Signs on the stage at the Moustache Brothers’ space in Mandalay. Par Par Lay and Aung San Suu Kyi are in the photo behind the signs.

I met Ah Noh of the Kachin Women’s Association Thailand (KWAT) a couple years ago when she was in New York for meetings at the U.N. She and Debbie Stothard of ALTSEAN Burma talked to a small group at Columbia about the current situation in Kachin State. I got back in touch with her when I was heading to Chiang Mai, Thailand, where KWAT is based. We met and Ah Noh filled me in on what KWAT was working on, and a few days later she hosted me at her church.

Here’s the story I did for The World about that visit, and what the current situation for ethnic minorities in Burma looks like seen across the border in Chiang Mai.

Christmas tree at Wunpawng Church in Chiang Mai, Thailand.

Christmas tree and a young worshiper at Wunpawng Church in Chiang Mai, Thailand.

42 members of the National League for Democracy won parliamentary seats in April’s by-election in Myanmar. You’ve probably heard of at least one of them. I got to sit down with another one of them while I was in Yangon in December. Phyu Phyu Thin is a longtime HIV/AIDS activist, and now an MP representing Mingalar Taung Nyunt in Yangon.

Here’s the profile I did for The World.

Phyu Phyu Thin on the campaign Trail. (Photo: Htoo Tay Zar/Wikipedia)

Phyu Phyu Thin on the campaign trail. (Photo: Htoo Tay Zar/Wikipedia)

One thing that struck me as I got into some of the policy issues at play in Thailand’s migrant worker laws is how similar they are to ones being debated in the U.S., and how Thailand has tackled them more actively and successfully than we have. The Thai system is still a mess, though.

Here’s a story I did for The World about new wrinkles in the Thai system for giving migrant workers from neighboring countries legal status.

Public bathrooms at a migrant worker camp outside of Chiang Mai, Thailand.

Public bathrooms at a migrant worker camp outside of Chiang Mai, Thailand.

A trishaw driver association parading down Pansodan Street in Yangon, on their way to deliver offerings to a Buddhist monastery.

A trishaw driver association parading down Pansodan Street in Yangon, on their way to deliver offerings to a Buddhist monastery.

U Pyinya Zawta, a Burmese Buddhist monk I know here in Brooklyn, told me that tazaungdaing was happening the day I arrived in Myanmar. I was all “tazaungwhat?” and he explained that it was a big deal–the end of a month of offerings people make to monasteries. Kind of like a Burmese Buddhist Christmas, he said, only giving stuff instead of getting stuff.

So when I got to Yangon on November 28, I fought off the jet lag and went out to see what I could see. Here’s an audio slideshow I produced for The World.

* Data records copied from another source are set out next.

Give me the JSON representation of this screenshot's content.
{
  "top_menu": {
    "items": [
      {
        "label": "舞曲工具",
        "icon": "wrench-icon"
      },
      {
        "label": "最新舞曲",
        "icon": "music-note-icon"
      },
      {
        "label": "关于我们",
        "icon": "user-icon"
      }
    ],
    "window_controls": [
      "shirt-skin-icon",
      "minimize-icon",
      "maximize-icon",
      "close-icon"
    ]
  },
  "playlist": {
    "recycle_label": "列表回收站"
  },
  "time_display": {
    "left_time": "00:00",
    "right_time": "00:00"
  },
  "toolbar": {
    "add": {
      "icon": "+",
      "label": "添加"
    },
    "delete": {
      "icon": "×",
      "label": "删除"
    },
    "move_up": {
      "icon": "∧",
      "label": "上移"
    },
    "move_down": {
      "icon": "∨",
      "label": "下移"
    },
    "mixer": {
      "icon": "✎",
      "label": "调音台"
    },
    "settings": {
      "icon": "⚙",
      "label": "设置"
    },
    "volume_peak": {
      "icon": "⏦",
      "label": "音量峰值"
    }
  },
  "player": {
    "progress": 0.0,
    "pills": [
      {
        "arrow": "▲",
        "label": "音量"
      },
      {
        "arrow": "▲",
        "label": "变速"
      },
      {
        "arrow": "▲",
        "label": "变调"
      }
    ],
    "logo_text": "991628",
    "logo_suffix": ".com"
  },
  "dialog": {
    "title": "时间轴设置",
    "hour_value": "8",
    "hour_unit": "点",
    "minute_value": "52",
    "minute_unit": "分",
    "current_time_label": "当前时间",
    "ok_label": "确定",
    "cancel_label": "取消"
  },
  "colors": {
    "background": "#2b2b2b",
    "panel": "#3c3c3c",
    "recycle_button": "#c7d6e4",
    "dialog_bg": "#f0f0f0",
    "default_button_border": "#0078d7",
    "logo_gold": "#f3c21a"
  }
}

A few small things I wrote for The World‘s blog while I was in Myanmar–

One on chasing rumors of demonstrations, and finding only a scrum of reporters.

One on international ATM cards finally being accepted in the country, and my failed attempts to make use of this fact.

And one on Yangon’s lovely quality of being a bit trapped in time, a quality that I think it’s now quickly shedding.

AGD

Asia Green Development Bank seen through spires at Sule Pagoda. AGD is owned by Tay Za, who Forbes called “one of Burma’s richest tycoons.”

After drifting in editorial limbo for a few weeks, a profile I wrote of a Burmese diplomat was rushed to web yesterday. The impetus was Obama’s announcement that Secretary Clinton would visit Myanmar in December–the country was all of a sudden all up in the headlines. The profile is about Kyaw Win, who served the Burmese Foreign Ministry for 31 years before resigning from his post at the D.C. embassy in July and applying for asylum.

Here’s the story–a slightly updated version (which I’m currently procrastinating from finishing) will be in Monday’s paper Friday’s paper the paper one of these days.